Can the court hold me in contempt or put me in jail if I have not paid a money judgment on a credit card lawsuit?
There are a handful of stories circulating in the media and on the internet about debt collectors getting orders to hold a non-paying judgment debtor in contempt. A California Superior court would only issue a contempt order, if the judgment debtor fails to obey an order of the court, after being properly notified of such order. For instance, after being served with an order to appear to appear for an examination of their finances, the court may request the sheriff to bring the person who failed to appear into court for contempt of the order to appear.
Some people confuse court documents and jargon, which results in missing important deadlines and mandatory court appearances. My firm’s web site has PDFs of sample documents, so people can see what are typical documents used in Superior Court cases to collect a credit card debt, by some of the debt collection law firms in California.

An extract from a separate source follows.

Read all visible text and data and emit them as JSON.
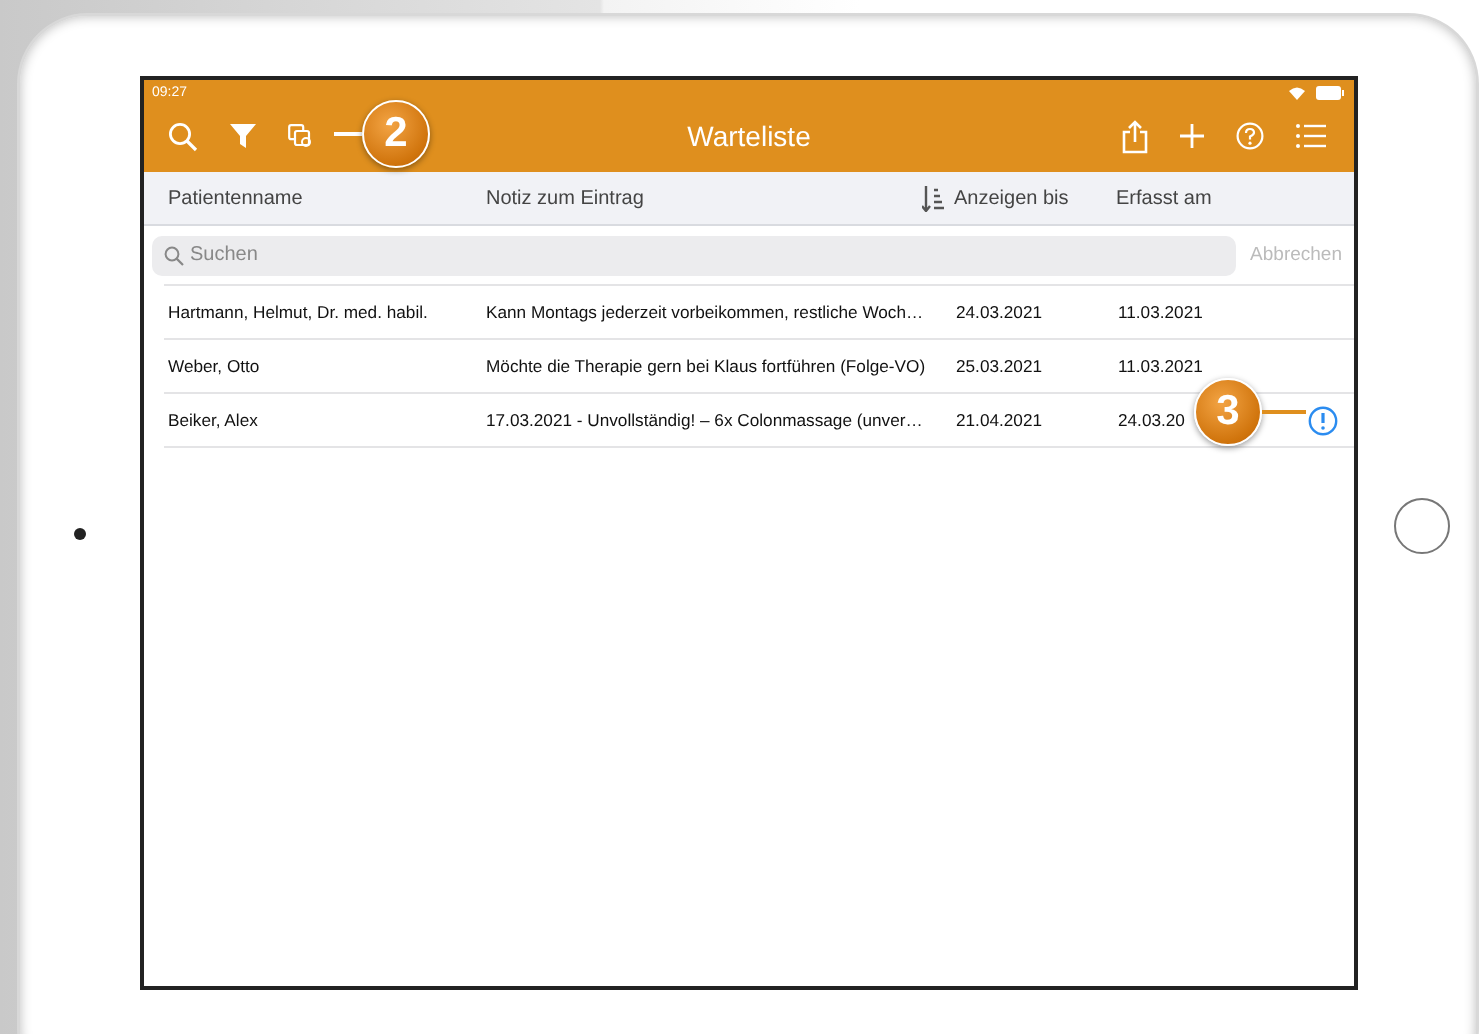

Here’s the link to these documents directly: Sample Court Documents
There are a few other instances in which consumer run afoul of court rules that can add to the total amount due on a debt collection judgment, which is the reason the web site’s video on the “Six Options” tries to discourage people from trying to represent themselves, as there are ways to make matters worse in a case.
Robert Stempler, Attorney at Law